**Information supplied:**

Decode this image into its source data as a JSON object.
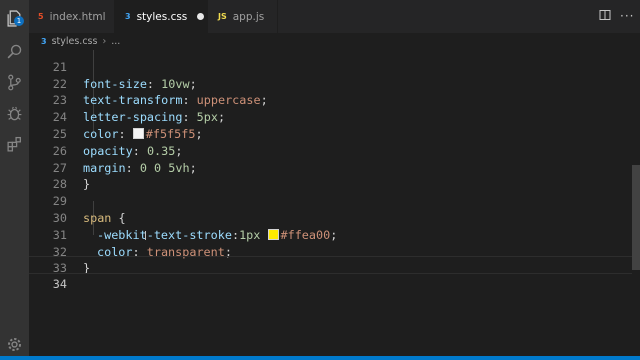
{
  "activity_bar": {
    "badge_count": "1",
    "icons": [
      "files-icon",
      "search-icon",
      "source-control-icon",
      "debug-icon",
      "extensions-icon",
      "manage-icon"
    ]
  },
  "tabs": [
    {
      "label": "index.html",
      "icon": "html-file-icon",
      "icon_glyph": "5",
      "icon_color": "#e44d26",
      "active": false
    },
    {
      "label": "styles.css",
      "icon": "css-file-icon",
      "icon_glyph": "3",
      "icon_color": "#42a5f5",
      "active": true,
      "modified": true
    },
    {
      "label": "app.js",
      "icon": "js-file-icon",
      "icon_glyph": "JS",
      "icon_color": "#f0db4f",
      "active": false
    }
  ],
  "breadcrumb": {
    "file": "styles.css",
    "rest": "..."
  },
  "editor": {
    "lines": [
      {
        "n": "21",
        "text": "  font-size: 10vw;"
      },
      {
        "n": "22",
        "text": "  text-transform: uppercase;"
      },
      {
        "n": "23",
        "text": "  letter-spacing: 5px;"
      },
      {
        "n": "24",
        "text": "  color: #f5f5f5;"
      },
      {
        "n": "25",
        "text": "  opacity: 0.35;"
      },
      {
        "n": "26",
        "text": "  margin: 0 0 5vh;"
      },
      {
        "n": "27",
        "text": "}"
      },
      {
        "n": "28",
        "text": ""
      },
      {
        "n": "29",
        "text": "span {"
      },
      {
        "n": "30",
        "text": "  -webkit-text-stroke:1px #ffea00;"
      },
      {
        "n": "31",
        "text": "  color: transparent;"
      },
      {
        "n": "32",
        "text": "}"
      },
      {
        "n": "33",
        "text": ""
      },
      {
        "n": "34",
        "text": ""
      }
    ],
    "current_line": "34",
    "colors": {
      "swatch_1": "#f5f5f5",
      "swatch_2": "#ffea00"
    }
  },
  "tokens": {
    "l21": {
      "prop": "font-size",
      "num": "10",
      "unit": "vw"
    },
    "l22": {
      "prop": "text-transform",
      "val": "uppercase"
    },
    "l23": {
      "prop": "letter-spacing",
      "num": "5",
      "unit": "px"
    },
    "l24": {
      "prop": "color",
      "val": "#f5f5f5"
    },
    "l25": {
      "prop": "opacity",
      "num": "0.35"
    },
    "l26": {
      "prop": "margin",
      "num": "0 0 5",
      "unit": "vh"
    },
    "l29": {
      "sel": "span"
    },
    "l30": {
      "prop": "-webkit-text-stroke",
      "num": "1",
      "unit": "px",
      "val": "#ffea00"
    },
    "l31": {
      "prop": "color",
      "val": "transparent"
    }
  }
}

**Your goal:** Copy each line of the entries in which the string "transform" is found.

**Exercise output:**
        "text": "  text-transform: uppercase;"
      "prop": "text-transform",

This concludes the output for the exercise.